Right or wrong, in mainstream society, particularly in the marketplace, we are judged by the manner in which we communicate. If we routinely use incorrect grammar, (or speak with a thick accent) we are often assumed to be less intelligent or capable than someone who uses good grammar. Mind you, the Standard English speaker may not, in fact, be the smarter of the two. However, doors will be opened for the one, and closed to the other, based solely on the perception of intelligence as judged on the basis of speech patterns. Anyone who has ever been an immigrant, as I once was in Sweden, knows exactly what I’m talking about.
What does all of this have to do with the book I read? I’m getting to that.
Most of the stories I write are set in the kind of inner-city neighborhoods I grew up in. My characters live and breathe in these communities, have the same experiences as people living there, struggle with the same problems, and share the same regional dialects, slang, and colloquialisms. However, you will not hear my characters using poor grammar, and that is not by accident.

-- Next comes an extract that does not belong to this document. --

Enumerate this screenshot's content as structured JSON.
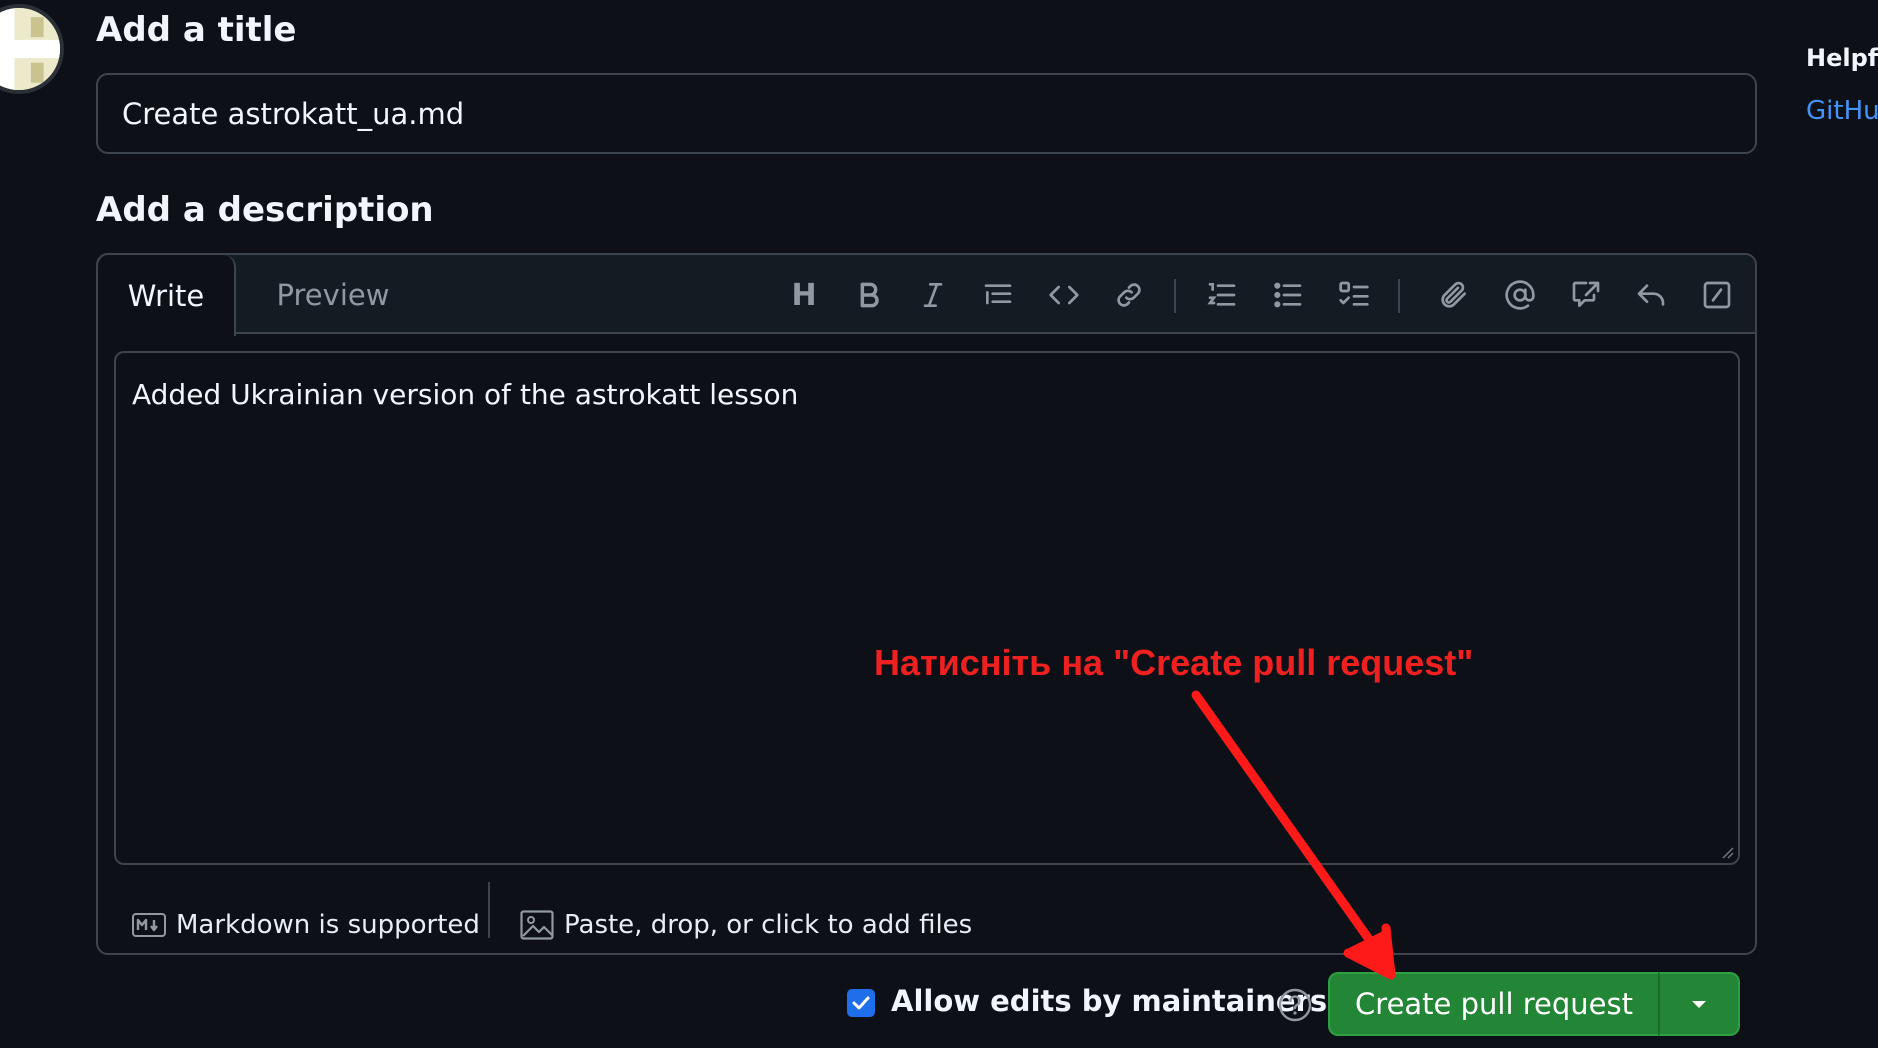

For more than 30 years, I have been giving voice to African American children, in general, and urban children of color in particular. I create stories that validate them, respect them, and speak to and through them. And I do so without using heavy dialect or incorrect grammar. Why? While I’m all about validating the person, I don’t want to encourage or validate a speech pattern that will ill serve these children later in life when they leave the neighborhood to work, get a higher education, or apply for a bank loan to start a business. Instead, I try to create a good and valuable model of language use that, I hope, my readers will aspire to; models that language arts teachers and reading coaches can point to as they seek to raise the language bar for their African American students, in particular. And yes, there’s definitely a line, here. I walk it every single time I put pen to paper.
Like many authors, I often choose to use authentic speech in the dialogue I write, but I’ve discovered that a little goes a very long way.
Some people argue that there’s nothing wrong with mimicking the actual speech patterns they hear in a given community since, well, that is the way they speak. But that’s a weak argument. Sure, I’ve heard children say “we ain’t been doing nothing bad,” it’s true. However, there are also those who use four letter words with great abandon, and employ the “f” bomb in every other sentence. Should storytellers, particularly those of us who write for children, mimic that, as well?
As writers of fiction, our job is not to regurgitate everything we see and hear precisely as we see and hear it. We are not reporters, or court stenographers. We are storytellers. As such, we get to make decisions about what our characters say, and how they say it. And those of us who write for children have an added responsibility in the models we create for our young readers. After all, we are reaching them at a time in their lives when they are still malleable. That matters.
There’s another side to this issue, though. Call this the dollars-and-cents side of things. African American children’s authors are already at a disadvantage in the marketplace. We have a tough time getting our books into the mainstream simply by virtue of the fact that our book covers feature black characters. As it is, there are booksellers, teachers, parents, and even librarians who presume that a child who is other than African-American will not relate to a book featuring an African American character. Ask any Black author you know, and he or she will confirm what I say. We, as authors, have to work doubly hard to prove how wrong this assumption is. Given such a climate, is it really wise to create a book written in a manner that will discourage even more teachers from using that book in their classrooms, or keep librarians from sharing it with the students they serve, or dissuade booksellers outside of the black community from putting it on their shelves?
Obviously, the choice of language style is up to the individual author. I’d simply like to stress that there is a great deal to consider when making that choice.